> _What is being asked_
What you return should be each line of the data containing the string "this".

> _Saved data entries_
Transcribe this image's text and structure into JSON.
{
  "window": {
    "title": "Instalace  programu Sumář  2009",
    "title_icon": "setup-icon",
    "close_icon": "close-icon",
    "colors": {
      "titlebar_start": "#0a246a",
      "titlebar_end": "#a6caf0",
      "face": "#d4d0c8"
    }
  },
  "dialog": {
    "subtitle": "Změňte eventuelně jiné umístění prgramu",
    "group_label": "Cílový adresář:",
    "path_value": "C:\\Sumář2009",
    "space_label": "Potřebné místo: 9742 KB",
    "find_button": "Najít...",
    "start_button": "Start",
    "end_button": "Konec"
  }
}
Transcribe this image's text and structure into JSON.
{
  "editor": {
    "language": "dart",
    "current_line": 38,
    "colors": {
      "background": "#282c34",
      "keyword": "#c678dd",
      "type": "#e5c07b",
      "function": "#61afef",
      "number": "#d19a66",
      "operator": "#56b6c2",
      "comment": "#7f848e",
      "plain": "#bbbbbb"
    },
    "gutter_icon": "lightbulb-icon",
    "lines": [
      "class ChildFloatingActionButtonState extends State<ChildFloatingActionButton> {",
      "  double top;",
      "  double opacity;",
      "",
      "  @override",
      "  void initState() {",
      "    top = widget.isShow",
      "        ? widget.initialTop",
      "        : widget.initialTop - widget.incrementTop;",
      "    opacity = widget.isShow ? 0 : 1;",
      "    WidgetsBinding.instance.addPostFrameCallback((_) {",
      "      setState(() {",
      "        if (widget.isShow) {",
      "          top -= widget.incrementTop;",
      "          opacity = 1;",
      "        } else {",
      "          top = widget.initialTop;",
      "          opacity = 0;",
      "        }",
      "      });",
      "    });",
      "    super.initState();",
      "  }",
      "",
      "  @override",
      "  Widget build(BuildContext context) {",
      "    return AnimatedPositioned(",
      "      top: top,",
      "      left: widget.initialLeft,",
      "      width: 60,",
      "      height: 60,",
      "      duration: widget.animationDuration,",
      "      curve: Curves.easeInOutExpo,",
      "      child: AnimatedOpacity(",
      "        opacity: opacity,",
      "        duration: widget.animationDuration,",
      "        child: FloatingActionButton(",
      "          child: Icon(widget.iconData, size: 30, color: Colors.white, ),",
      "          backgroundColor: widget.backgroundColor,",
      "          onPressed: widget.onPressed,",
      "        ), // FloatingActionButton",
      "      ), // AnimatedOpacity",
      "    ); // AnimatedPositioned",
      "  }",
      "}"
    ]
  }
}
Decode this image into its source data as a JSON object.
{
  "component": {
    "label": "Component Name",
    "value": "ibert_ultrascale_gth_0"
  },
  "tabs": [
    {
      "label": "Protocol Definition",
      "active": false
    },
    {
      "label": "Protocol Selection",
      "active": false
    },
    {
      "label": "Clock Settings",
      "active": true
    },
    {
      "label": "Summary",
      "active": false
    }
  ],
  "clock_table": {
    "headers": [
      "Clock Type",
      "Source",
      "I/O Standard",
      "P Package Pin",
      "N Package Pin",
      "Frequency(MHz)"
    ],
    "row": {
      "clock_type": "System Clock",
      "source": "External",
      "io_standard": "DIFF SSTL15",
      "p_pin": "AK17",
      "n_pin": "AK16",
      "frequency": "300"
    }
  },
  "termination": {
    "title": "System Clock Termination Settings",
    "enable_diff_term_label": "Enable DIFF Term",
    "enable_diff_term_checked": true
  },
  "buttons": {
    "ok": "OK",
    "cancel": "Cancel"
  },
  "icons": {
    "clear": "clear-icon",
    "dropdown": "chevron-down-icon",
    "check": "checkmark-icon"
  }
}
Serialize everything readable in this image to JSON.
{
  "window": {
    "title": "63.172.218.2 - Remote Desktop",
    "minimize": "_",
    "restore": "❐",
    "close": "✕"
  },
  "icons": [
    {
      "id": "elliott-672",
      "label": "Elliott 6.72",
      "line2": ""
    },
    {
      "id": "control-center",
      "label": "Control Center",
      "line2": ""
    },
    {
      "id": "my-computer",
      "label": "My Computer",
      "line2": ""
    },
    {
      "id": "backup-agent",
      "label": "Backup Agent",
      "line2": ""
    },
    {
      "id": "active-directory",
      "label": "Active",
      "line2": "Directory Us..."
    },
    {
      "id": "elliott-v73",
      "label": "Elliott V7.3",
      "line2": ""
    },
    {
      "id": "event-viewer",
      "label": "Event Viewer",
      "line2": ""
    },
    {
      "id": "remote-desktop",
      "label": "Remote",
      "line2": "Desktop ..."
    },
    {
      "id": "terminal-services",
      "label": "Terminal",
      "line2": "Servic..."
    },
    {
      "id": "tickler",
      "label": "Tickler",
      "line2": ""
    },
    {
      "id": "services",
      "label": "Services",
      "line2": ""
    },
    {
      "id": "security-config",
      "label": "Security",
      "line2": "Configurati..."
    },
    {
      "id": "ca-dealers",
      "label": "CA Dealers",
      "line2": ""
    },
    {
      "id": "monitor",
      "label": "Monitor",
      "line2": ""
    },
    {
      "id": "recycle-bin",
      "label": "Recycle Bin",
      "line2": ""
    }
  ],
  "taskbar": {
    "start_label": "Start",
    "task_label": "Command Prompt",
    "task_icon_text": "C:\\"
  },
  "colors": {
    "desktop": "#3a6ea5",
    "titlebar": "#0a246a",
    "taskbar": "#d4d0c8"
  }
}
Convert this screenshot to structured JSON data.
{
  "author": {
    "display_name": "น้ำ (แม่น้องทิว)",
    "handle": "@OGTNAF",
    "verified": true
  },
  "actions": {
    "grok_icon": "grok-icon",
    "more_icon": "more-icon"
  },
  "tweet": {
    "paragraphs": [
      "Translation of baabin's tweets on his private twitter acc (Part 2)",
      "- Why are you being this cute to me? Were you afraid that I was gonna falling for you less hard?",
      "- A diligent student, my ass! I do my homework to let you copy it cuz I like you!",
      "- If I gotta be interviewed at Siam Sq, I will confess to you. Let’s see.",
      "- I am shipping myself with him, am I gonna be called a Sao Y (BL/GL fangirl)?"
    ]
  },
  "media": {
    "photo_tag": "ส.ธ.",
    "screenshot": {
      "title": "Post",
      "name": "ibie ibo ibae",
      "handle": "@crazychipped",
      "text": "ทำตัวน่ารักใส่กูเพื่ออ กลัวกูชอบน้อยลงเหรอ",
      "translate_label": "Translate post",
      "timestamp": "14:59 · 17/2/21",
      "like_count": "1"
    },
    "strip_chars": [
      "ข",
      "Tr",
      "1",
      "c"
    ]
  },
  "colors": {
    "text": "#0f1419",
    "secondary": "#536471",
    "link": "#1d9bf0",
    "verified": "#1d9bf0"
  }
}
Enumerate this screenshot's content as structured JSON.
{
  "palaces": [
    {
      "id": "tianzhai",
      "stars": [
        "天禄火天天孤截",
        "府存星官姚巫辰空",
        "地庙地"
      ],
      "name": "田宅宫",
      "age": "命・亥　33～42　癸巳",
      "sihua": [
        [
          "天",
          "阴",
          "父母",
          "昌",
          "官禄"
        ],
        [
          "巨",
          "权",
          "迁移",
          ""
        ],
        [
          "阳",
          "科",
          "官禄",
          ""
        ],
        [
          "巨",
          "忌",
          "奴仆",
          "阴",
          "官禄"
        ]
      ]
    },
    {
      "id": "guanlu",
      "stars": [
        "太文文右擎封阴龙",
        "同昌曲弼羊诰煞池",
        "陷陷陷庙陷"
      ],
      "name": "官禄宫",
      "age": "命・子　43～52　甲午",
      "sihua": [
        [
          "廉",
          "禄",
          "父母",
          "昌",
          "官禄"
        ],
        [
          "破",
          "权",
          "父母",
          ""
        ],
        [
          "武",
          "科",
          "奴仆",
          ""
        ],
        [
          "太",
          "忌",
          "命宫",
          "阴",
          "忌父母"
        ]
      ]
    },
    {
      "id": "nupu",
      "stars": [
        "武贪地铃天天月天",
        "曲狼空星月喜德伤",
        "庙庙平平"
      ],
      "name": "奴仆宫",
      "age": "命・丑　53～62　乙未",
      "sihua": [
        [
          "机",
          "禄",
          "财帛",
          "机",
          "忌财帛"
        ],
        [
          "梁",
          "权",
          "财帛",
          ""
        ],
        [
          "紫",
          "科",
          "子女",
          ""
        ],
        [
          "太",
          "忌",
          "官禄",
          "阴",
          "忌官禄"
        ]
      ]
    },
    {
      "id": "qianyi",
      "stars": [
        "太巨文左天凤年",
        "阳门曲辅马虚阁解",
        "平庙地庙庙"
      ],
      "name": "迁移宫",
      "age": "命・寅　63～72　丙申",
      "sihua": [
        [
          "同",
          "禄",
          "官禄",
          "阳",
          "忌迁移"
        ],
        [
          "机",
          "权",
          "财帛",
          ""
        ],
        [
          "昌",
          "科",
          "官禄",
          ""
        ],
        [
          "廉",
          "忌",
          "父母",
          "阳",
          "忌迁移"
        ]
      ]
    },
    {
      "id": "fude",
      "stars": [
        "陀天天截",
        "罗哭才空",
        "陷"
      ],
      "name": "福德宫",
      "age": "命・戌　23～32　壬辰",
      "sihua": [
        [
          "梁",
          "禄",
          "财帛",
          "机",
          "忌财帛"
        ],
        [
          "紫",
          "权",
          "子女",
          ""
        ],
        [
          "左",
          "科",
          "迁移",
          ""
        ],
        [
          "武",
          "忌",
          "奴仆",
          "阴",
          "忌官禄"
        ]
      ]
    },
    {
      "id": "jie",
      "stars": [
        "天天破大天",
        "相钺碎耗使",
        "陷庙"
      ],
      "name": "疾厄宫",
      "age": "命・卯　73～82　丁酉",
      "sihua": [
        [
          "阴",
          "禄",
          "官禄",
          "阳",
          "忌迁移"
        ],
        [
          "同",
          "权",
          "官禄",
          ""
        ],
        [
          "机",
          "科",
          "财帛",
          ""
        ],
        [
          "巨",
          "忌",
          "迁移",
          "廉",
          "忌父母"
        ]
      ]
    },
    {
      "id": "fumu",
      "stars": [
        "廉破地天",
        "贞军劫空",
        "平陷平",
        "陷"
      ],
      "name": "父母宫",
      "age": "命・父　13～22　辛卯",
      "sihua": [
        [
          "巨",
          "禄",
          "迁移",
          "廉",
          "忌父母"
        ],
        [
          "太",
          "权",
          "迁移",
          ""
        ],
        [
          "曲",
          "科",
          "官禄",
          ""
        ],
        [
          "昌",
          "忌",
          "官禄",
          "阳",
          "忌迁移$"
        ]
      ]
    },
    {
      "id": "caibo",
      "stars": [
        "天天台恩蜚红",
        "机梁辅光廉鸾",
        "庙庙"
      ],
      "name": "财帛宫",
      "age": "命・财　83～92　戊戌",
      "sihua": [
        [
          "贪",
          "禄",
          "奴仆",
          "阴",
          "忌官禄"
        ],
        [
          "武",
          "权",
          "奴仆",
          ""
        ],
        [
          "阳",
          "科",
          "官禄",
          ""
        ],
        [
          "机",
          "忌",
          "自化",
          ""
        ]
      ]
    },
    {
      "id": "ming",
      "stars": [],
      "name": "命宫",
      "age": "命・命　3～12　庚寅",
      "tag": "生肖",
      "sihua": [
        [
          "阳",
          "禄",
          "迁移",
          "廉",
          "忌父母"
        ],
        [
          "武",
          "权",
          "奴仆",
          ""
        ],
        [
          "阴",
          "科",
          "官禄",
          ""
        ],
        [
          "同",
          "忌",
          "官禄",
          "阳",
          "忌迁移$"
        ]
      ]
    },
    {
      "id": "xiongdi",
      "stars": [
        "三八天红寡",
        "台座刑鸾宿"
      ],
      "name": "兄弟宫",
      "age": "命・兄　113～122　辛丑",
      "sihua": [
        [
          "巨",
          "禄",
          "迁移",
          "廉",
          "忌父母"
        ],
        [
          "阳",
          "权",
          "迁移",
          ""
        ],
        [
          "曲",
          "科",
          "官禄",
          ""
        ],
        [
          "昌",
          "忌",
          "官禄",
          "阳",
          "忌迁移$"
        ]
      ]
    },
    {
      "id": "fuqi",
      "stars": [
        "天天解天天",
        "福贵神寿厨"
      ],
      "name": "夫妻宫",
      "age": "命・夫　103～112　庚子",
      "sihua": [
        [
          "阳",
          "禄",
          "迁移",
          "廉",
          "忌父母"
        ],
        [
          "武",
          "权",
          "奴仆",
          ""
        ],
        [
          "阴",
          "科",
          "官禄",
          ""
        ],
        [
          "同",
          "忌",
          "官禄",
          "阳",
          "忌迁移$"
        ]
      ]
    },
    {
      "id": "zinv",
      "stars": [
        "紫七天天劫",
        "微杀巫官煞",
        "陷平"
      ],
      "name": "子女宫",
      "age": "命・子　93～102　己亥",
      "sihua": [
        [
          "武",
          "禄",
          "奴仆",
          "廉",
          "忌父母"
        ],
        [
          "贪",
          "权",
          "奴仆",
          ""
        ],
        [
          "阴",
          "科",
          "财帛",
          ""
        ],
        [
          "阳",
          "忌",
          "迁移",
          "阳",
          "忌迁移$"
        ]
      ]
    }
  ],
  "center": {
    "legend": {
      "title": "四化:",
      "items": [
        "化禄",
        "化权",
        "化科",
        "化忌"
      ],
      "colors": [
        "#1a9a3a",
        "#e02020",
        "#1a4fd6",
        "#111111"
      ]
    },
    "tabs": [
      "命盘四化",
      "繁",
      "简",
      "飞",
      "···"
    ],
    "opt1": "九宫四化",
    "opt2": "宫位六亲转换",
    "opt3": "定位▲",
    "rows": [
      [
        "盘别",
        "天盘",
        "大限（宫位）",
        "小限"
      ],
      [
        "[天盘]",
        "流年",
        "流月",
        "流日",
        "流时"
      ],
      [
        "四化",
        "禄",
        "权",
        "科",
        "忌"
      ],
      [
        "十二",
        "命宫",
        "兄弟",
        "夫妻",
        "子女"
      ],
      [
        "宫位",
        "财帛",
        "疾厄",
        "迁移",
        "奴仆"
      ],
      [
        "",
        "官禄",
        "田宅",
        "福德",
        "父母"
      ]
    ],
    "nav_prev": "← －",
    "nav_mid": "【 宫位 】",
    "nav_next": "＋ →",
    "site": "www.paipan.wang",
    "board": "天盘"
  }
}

> _Task output_
Transcribe this image's text and structure into JSON.
Transcribe this image's text and structure into JSON.
Decode this image into its source data as a JSON object.
Serialize everything readable in this image to JSON.
Convert this screenshot to structured JSON data.
      "- Why are you being this cute to me? Were you afraid that I was gonna falling for you less hard?",
Enumerate this screenshot's content as structured JSON.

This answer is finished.